A science whiz, a professional ballet dancer, a born storyteller, a basketball star, and four others talk about their lives and their hopes for the future
by Graham Meyer
Writing a novel requires intense discipline and self-assurance. That eliminates most teenagers from the trade. Not Shelby Brody, a junior at the Latin School of Chicago, who completed the fifth draft of her first novel, Jennifer Sharp, this past spring. “After this next draft, I want to send it out and try and do things with it,” says Brody. “I think it’ll be ready.”

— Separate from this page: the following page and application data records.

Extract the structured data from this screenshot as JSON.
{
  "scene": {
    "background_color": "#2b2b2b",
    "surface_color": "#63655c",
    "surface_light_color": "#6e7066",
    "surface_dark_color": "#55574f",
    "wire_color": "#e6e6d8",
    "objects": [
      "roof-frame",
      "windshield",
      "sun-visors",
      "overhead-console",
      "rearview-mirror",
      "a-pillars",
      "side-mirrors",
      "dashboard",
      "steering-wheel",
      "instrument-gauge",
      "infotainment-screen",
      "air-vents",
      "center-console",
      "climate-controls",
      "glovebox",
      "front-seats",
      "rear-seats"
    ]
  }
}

“I’ve known kids who want to get a story published; Shelby wants to do this for a living,” says Billy Lombardo, a creative-writing instructor at Latin and the artistic director of Polyphony H.S., the international high-school literary magazine on which Brody will share editor-in-chief duties this year. “I haven’t known anyone who’s as interested in the craft.”
Jennifer Sharp was born late one night after Brody stayed up to read The Princess Diaries. Brody’s book examines the problematic relationships among the title character and three others, and Brody knew when she embarked on the project that the idea was novel-sized. “I’d always wanted to write a novel, but I never had characters strong enough to hold through that whole process,” she says.
A sampling of the joys of the writer’s life has hooked her, and her early readers have put her in the great literary conversation. “The fact that they’ve talked about it, even though it’s not a real book yet, is really cool to me,” she says. “The fact that I found a way to do what other authors have done, which is give them something to talk about, [is] really an amazing thing.”
Photograph by Ryan Robinson